Dataset entries:
────────────────

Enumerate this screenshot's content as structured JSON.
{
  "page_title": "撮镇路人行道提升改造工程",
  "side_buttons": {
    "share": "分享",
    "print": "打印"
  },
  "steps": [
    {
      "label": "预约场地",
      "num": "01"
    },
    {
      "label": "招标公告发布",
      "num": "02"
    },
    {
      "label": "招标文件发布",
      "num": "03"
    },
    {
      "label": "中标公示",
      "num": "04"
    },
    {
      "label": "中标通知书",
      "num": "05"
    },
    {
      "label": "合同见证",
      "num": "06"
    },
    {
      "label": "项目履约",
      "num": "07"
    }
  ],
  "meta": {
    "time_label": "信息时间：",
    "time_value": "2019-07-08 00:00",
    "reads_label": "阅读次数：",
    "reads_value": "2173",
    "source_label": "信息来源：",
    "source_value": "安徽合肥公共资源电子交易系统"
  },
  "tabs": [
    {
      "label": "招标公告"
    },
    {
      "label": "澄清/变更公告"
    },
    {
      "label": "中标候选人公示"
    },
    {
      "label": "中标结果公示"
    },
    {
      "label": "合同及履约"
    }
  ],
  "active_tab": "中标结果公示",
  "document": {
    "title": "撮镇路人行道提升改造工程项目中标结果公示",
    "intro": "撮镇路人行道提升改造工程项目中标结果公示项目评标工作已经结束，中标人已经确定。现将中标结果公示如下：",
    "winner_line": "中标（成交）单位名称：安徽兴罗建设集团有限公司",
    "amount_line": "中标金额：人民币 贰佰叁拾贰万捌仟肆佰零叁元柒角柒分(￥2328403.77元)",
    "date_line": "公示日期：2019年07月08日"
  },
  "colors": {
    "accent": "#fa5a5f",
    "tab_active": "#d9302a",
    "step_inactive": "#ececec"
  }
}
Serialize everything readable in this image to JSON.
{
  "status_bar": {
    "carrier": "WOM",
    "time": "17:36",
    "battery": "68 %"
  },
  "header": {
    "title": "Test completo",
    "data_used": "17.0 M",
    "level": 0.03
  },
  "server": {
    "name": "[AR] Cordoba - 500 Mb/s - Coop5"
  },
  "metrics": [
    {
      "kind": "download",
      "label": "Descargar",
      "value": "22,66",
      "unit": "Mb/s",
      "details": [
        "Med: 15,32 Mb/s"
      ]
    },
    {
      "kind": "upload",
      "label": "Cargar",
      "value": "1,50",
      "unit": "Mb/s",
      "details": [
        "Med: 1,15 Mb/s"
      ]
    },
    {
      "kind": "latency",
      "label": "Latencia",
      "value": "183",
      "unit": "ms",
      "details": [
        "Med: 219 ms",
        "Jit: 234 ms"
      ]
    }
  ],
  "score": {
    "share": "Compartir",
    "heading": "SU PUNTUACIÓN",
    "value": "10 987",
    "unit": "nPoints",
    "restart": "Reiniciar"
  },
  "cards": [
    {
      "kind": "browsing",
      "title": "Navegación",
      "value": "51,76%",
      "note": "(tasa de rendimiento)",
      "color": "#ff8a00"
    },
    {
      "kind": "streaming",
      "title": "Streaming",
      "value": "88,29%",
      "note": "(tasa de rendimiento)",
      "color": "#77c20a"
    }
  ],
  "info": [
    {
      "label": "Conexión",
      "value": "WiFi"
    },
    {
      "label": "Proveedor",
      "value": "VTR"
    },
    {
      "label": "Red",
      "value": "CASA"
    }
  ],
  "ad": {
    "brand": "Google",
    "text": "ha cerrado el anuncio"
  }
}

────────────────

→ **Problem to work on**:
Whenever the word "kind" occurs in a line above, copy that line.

→ **Exercise output**:
      "kind": "download",
      "kind": "upload",
      "kind": "latency",
      "kind": "browsing",
      "kind": "streaming",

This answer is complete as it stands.